“Although citizens of many countries can appeal to their own publicly elected officials, people rarely get to help shape the global conversation, particularly at a forum of world leaders. This OpenIDEO challenge and the i20 summit mark one of those rare opportunities to speak your mind — and be heard — on the important issues of today.” Full description here.
During the symposium we had the opportunity to present the six ‘grand challenges’ that the OpenIDEO community generated. The challenges ranged from increasing openness and citizen participation in government decisions to shifting the measurement of national progress from GDP to wellbeing. The full presentation can be viewed here.
At the event I only had six minutes to present, but managed to get the audience to vote on the different challenges. This was particularly interesting as the audience and the OpenIDEO community had some comparative dissimilarities in how they each voted. Check the photos below for a comparison.
One person in the audience noted the largest disparity: the most popular challenge in the OpenIDEO community was the idea of redesigning government for increased openness. This was the least popular within the i20 group. Despite this disparity, change in education was something both grounds agreed upon. The empowerment of women in low-income communities was more popular at the i20 event. This was something that was talked about in side conversations frequently (amongst all of the other issues raised).
The big question I and many others asked was ‘did we impact the conversations?’ There’s no question of that, but what was interesting was how. The event seemed to center on both the how and the what of innovation. Our presentation managed to cause conversation that fell into both these categories: which problems should be addressed certainly; but also the idea of tapping into the global creativity and potential of communities like OpenIDEO to understand where the real issues lie, and potentially, in addressing those issues.

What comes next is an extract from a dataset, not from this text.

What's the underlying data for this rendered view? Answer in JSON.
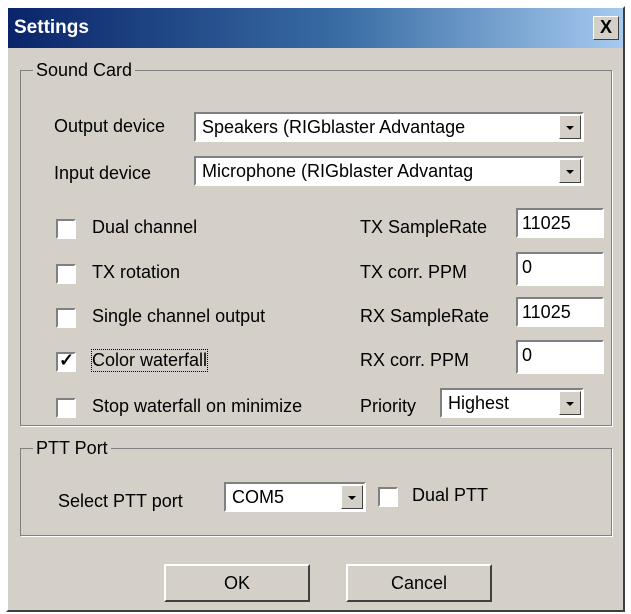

One of the delegates shared with the group that in his country a study had been commissioned recently and an expert group of economists, policy makers, and other members of a government think-tank had tried to come up with what the global issues were, and they had arrived at almost exactly the same list.